designed to reside within the exposed concrete walls of the renovated building – which was previously an abandoned public bath facility – the concept behind the project aims to create the appearance of a piece of fabric blowing in the wind.shaped between the exposed concrete walls of the museum, the metal sheeting creates an intriguing visual contrast against the bare stone material. yong ju lee has designed the piece using computer software to form the overall shape with 300 different triangles. the final work, which intends to provoke the idea of continuous movement, has been optimized for the site conditions, structure and cost.
the wave-like form of the installation effectively leads visitors’ route through the outdoor space. the canopy moves up and down, touching the ground and sticking out over the wall. the surface of the metal is perforated with a pattern to emphasize the flow of wind, while the folds provide shading underneath. made from 1.2mm and 1.6mm metal plates fabricated by CNC machine that have been anchored to the existing walls, the installation is designed for the exhibition ‘flow project : building the movement’ at soda museum.
project name: ‘the wind shape’
location: 138-109 annyeong-dong, hwaseong-si, gyeonggi-do, south korea
designer: yong ju lee
design team: minji park
clients: soda museum
fabrication: sunjin plus

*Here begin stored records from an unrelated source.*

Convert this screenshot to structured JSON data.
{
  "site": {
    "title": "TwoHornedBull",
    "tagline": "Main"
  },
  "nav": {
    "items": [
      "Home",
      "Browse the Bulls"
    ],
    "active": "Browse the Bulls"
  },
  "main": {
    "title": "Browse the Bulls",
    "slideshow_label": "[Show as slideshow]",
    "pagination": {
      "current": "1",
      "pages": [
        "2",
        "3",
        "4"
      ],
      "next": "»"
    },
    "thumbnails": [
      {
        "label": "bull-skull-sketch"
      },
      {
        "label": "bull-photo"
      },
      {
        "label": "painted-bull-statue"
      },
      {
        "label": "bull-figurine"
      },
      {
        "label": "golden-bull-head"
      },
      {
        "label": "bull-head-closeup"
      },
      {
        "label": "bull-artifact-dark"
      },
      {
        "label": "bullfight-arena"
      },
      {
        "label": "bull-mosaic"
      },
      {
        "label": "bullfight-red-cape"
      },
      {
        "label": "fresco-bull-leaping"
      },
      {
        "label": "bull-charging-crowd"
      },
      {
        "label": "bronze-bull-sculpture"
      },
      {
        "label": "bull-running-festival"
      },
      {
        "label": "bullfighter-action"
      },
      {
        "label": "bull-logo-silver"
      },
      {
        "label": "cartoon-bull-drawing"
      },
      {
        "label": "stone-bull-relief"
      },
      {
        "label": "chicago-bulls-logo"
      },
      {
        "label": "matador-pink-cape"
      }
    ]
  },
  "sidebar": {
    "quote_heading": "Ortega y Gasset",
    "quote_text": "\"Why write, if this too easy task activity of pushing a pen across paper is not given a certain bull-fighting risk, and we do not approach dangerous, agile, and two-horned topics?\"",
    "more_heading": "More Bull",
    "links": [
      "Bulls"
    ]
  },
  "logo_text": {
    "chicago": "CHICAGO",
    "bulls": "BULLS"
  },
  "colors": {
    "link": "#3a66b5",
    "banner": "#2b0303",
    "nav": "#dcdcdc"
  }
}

gross built area: 805 ft 2 (74.8 m2)
completion year: 2019
photography: yong ju lee architecture, studio goo